“[These ingredients] speak to people in good times as a fun place to be, and they speak to people in economic downturns, when you want something that’s solid and comfortable,” Winterman says.
The menu isn’t finalized yet, but Winterman was able to give us a few highlights. Expect plenty of handmade pastas—something Cipollone specializes in—like bucatini cacio e pepe with kale and agnolotti with lobster and tarragon, as well as house-made breads and pastries, too. An indulgent côte de boeuf for two will be available, along with roast chicken. While there will be some snacks and small plates on the menu, Winterman considers them to be dishes for customers to enjoy as they're deciding on their meals for the night. You can have your charcuteries, and pick cheeses from a cart. But make no mistake, this isn’t the restaurant for ordering large plates for the table. Rather, the focus is on individual dishes, which Winterman hopes people will order in the traditional starter, main, dessert course-format, with some variations in between. Guests can also peruse a wine list and cocktail menu curated by a beverage director.
As for the space itself, the restaurant will be housed on the ground floor of a building developed by Joshua Caspi—with five floors of office space above it—and New York-based architect Glen Coben will design the restaurant. (He's also behind Carbone, Empellon, Del Posto, Gabriel Kreuther, and more.) Winterman wants the restaurant to fit into Brooklyn, creating a space that’s warm, inviting, and modern—a destination that becomes a neighborhood gathering . But don’t think that the Williamsburg location automatically means industrial-chic interiors lit by Edison bulbs. Instead, the team envisions a space that will look timelessly urban and contemporary, even 20 years from now. Think leather banquettes and beautiful sconces, exposed brick, and a private room that’s currently being referred to as “the library.” Thanks to the ground floor corner location, there’s also going to be plenty of light.

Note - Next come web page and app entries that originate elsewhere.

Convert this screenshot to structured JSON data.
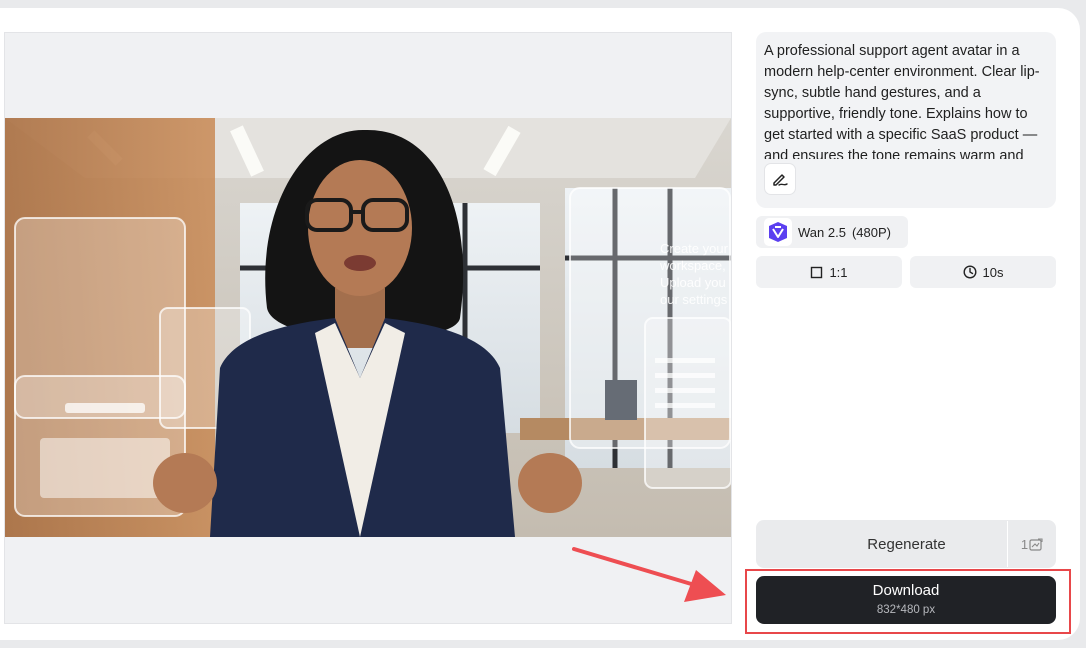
{
  "prompt": {
    "text": "A professional support agent avatar in a modern help-center environment. Clear lip-sync, subtle hand gestures, and a supportive, friendly tone. Explains how to get started with a specific SaaS product — and ensures the tone remains warm and"
  },
  "model": {
    "name": "Wan 2.5",
    "resolution": "(480P)"
  },
  "options": {
    "ratio": "1:1",
    "duration": "10s"
  },
  "actions": {
    "regenerate_label": "Regenerate",
    "regenerate_count": "1",
    "download_label": "Download",
    "download_size": "832*480 px"
  },
  "colors": {
    "download_bg": "#202226",
    "highlight": "#e8474a",
    "panel_bg": "#f2f3f5"
  },
  "icons": [
    "edit-icon",
    "wan-model-logo",
    "square-icon",
    "clock-icon",
    "credit-icon",
    "annotation-arrow"
  ]
}
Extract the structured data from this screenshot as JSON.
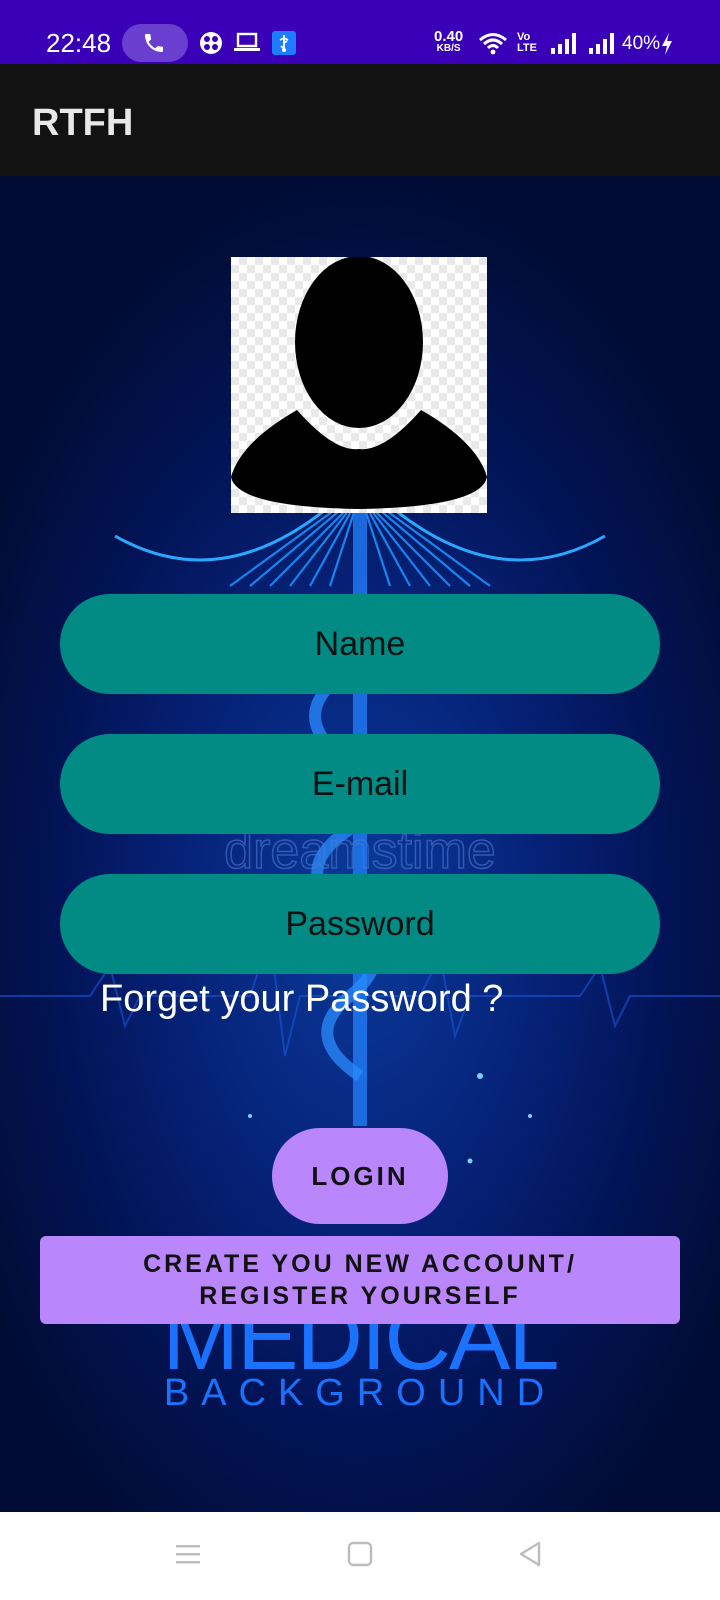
{
  "status_bar": {
    "time": "22:48",
    "net_speed_value": "0.40",
    "net_speed_unit": "KB/S",
    "volte_line1": "Vo",
    "volte_line2": "LTE",
    "battery_percent": "40%"
  },
  "app_bar": {
    "title": "RTFH"
  },
  "form": {
    "name_placeholder": "Name",
    "email_placeholder": "E-mail",
    "password_placeholder": "Password",
    "forgot_link": "Forget your Password ?",
    "login_button": "LOGIN",
    "register_button_line1": "CREATE YOU NEW ACCOUNT/",
    "register_button_line2": "REGISTER YOURSELF"
  },
  "background": {
    "watermark": "dreamstime",
    "title": "MEDICAL",
    "subtitle": "BACKGROUND"
  },
  "colors": {
    "status_bar": "#3a00b8",
    "app_bar": "#121212",
    "field_fill": "#028a85",
    "button_fill": "#ba86fc"
  }
}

“Glen is really great at creating a warm and inviting environment, with the kind of lighting that makes people look good,” Winterman says.
As the soon-to-be owner/operator of two restaurants, Winterman will have a busy schedule, no doubt. He spent nine years working for Daniel Boulud, watching him flit between his various outposts in the city—starting at restaurant Daniel, then to Café Boulud, and then jetting downtown to DB Bistro before coming back to Daniel once more. He also cited Drew Nierporent, owner of Myriad Restaurant Group (which owns Bâtard), as a great inspiration for the project, who’s opened 38 or 39 different restaurants over the course of his career.
“It’s hectic, but it’s also the lifestyle, the fun behind it,” he explains. “And I just feel like as long as my presence is felt in both places, then I’m going to be able to pull this off.”
In the end, he’s most looking forward to the first plate of Chris’ pasta coming out from the kitchen. For the next few months, they’ll be working on menus, training staff, and watching the restaurant unfold before their eyes. Come April next year, service will start with dinner, before expanding to brunch on the weekends and eventually, lunch and a small morning concept. But on opening night, it’s that first plate that will be the telling moment—and, considering Bâtard won a James Beard Award for best new restaurant and currently holds a Michelin star, the restaurant is sure to be a promising one.
The as-yet-unnamed restaurant is tentatively scheduled to open in April 2020 at 134 Broadway at Bedford in Williamsburg, Brooklyn.